The European Responsible Housing Awards 2019
Cynthia Campbell, Director of PD&R's International and Philanthropic Affairs Division.
I recently read this year’s European Responsible Housing Awards 2019 Handbook, which highlights best practices in housing throughout the European Union. The competition is run through the European Federation of Public, Cooperative & Social Housing, or Housing Europe, which is a network of 45 national and regional federations that includes 43,000 housing providers in 24 countries. Housing Europe’s members manage more than 26 million homes, including social/public housing units, which make up roughly 11 percent of Europe’s housing stock.
The competition consists of several categories, including Fair Financing for Housing Affordability; More Than a Roof – Supporting Communities of Equal Opportunities; Leaders of Innovation, Agents of Fair Energy Transition; Building Strategic Alliances, Fostering Community Participation; and Empowering the Team, Addressing Employees’ Changing Needs.
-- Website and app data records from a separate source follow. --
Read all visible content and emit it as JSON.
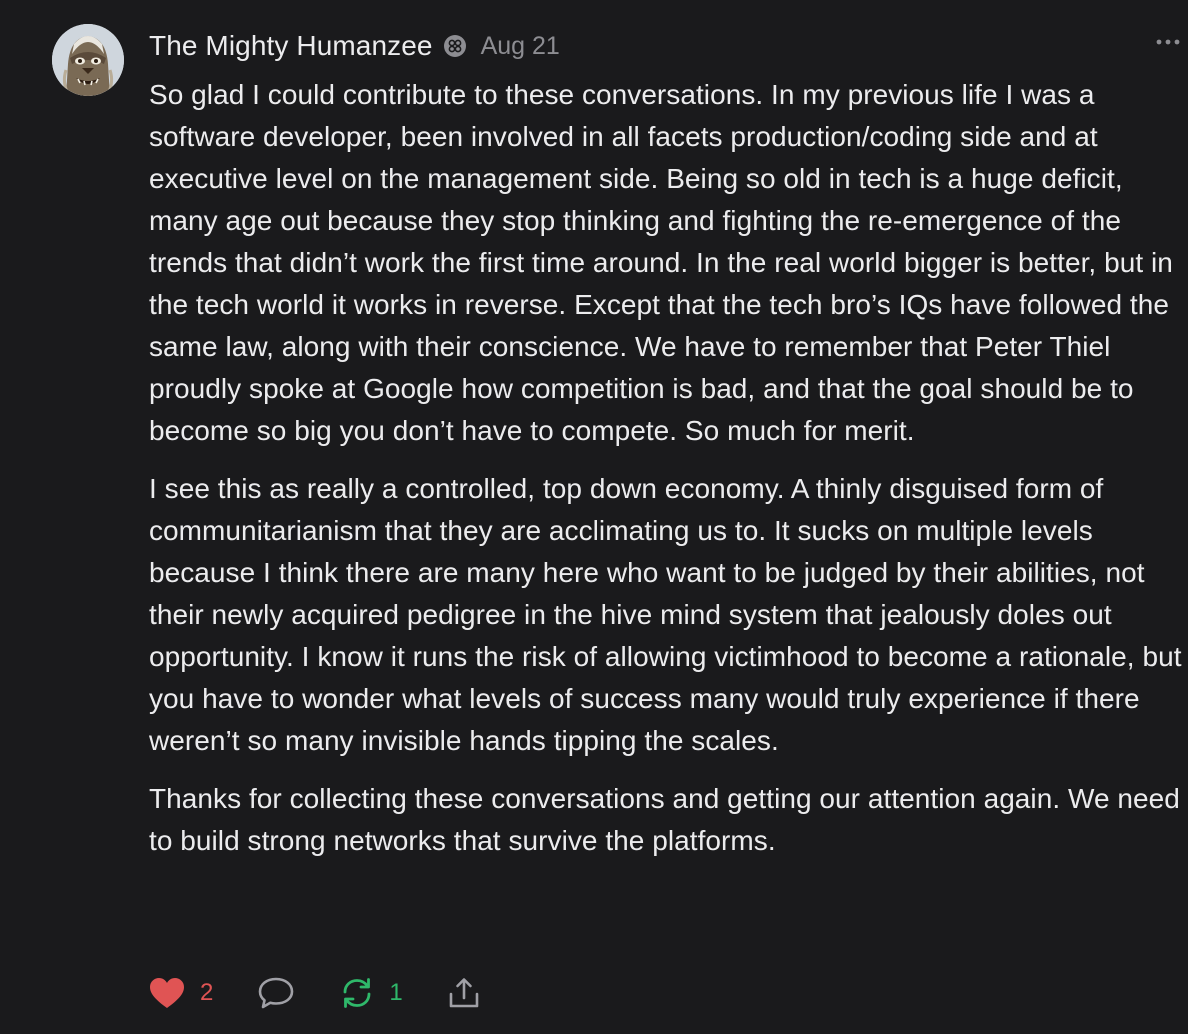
{
  "post": {
    "author": "The Mighty Humanzee",
    "author_badge_icon": "verified-badge-icon",
    "date": "Aug 21",
    "more_icon": "more-options-icon",
    "paragraphs": [
      "So glad I could contribute to these conversations. In my previous life I was a software developer, been involved in all facets production/coding side and at executive level on the management side. Being so old in tech is a huge deficit, many age out because they stop thinking and fighting the re-emergence of the trends that didn’t work the first time around. In the real world bigger is better, but in the tech world it works in reverse. Except that the tech bro’s IQs have followed the same law, along with their conscience. We have to remember that Peter Thiel proudly spoke at Google how competition is bad, and that the goal should be to become so big you don’t have to compete. So much for merit.",
      "I see this as really a controlled, top down economy. A thinly disguised form of communitarianism that they are acclimating us to. It sucks on multiple levels because I think there are many here who want to be judged by their abilities, not their newly acquired pedigree in the hive mind system that jealously doles out opportunity. I know it runs the risk of allowing victimhood to become a rationale, but you have to wonder what levels of success many would truly experience if there weren’t so many invisible hands tipping the scales.",
      "Thanks for collecting these conversations and getting our attention again. We need to build strong networks that survive the platforms."
    ]
  },
  "actions": {
    "like": {
      "icon": "heart-icon",
      "count": "2",
      "color": "#e05454"
    },
    "reply": {
      "icon": "comment-icon"
    },
    "restack": {
      "icon": "restack-icon",
      "count": "1",
      "color": "#2fb86a"
    },
    "share": {
      "icon": "share-icon"
    }
  }
}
The award for the category of Fair Financing for Housing Affordability highlighted the work of a group in Budapest, Hungary, that is turning private housing into affordable social housing through a landlord incentive program. Derelict homes are renovated and updated for immediate use, with the program helping the landlord pay the costs for the renovation. Once the apartment is renovated and rented, the landlord must agree to keep it affordable. Although Hungary has very few affordable social housing apartments available, it has 4,000 municipally owned properties and 90,000 privately owned homes that are vacant and uninhabitable. This program matches those properties with funds for renovation to return them to Hungary’s housing stock. The country has an estimated 30,000 individuals and families experiencing homelessness, mostly in and around Budapest.
In the category of More Than a Roof – Supporting Communities of Equal Opportunities, one of the selectees was the Wiener Wohnen Management Company in Vienna, Austria. Wiener Wohnen is the largest municipal property management firm in Europe, managing 1,800 municipal housing complexes, including 220,000 apartments. Wiener Wohnen hired a team of social workers to reach out to tenants who are behind on rent or who have received their first eviction notice. The social workers stage an intervention to help the tenant with issues that may be affecting their ability to keep up with their rent payments. These interventions prevented the eviction of approximately 70 percent of the firm’s tenants. About 25 percent of tenants failed to cooperate with the interventions. The Vienna University of Economics and Business is conducting research on why tenants ignore eviction notices.
One of the winners in the category of Leaders in Innovation, Agents of Fair Energy Transition is the Dún Laoghaire–Rathdown County Council in Ireland, which spearheaded a project designed to provide affordable housing rapidly. The project is in Dublin, where housing costs, which are among the highest in the world, have triggered an extreme affordable housing crisis. The council selected a company to provide a prefabricated structure with a rapid-build timber frame that could be delivered quickly. The resulting homes are also highly energy efficient. The monthly energy costs for the homes are less than €200 per month, a significant savings for low-income residents. The city provided a vacant parcel for the project near the waterfront.
One of the winners in the category of Building Strategic Alliances, Fostering Community Participation was GESOBAU in Berlin, Germany. The company manages the Märkisches Viertel Housing Estate, a large multifamily high-rise complex built in the 1960s. Many of the original tenants still live in the complex and are now aging in place. To help the elderly residents stay in their homes, GESOBAU created a new project to update the apartments and improve the lives of these older tenants. Specifically, the company conducted tenant surveys and held workshops and meetings to understand what tenants needed to have higher levels of safety, independence, and self-esteem. The management company installed state-of-the-art technology in the units that automatically detects inactivity and falls and improves stove safety; it also installed automatic light sensors and other safety measures throughout the homes. The program was funded by GKV-Spitzenverband, a German healthcare provider.
Finally, in the category of Empowering the Team, Addressing Employee’s Changing Needs, one of the winners was ATC del Piemonte Centrale in Torino, Italy. More than 26,000 families live in ATC del Piemonte Centrale-managed homes. Most of the company’s tenants (78%) earn less than €20,000 a year. ATC reorganized its management team to more effectively manage the properties with less revenue. The company did this through employee involvement. The reorganization also changed the priorities for the buildings, including developing ways to prevent and manage late payments, creating common rules and methods for delivering services and using innovative methods to manage maintenance. ATC also created a tenant-based portal to manage and arrange for apartment repairs, allowing for increased efficiency and effectiveness.
These are only a few of the innovative practices found in this year’s awards. To learn more about these projects, you may visit: www.housingeurope.eu/resource-1286/european-responsible-housing-awards-2019-handbook.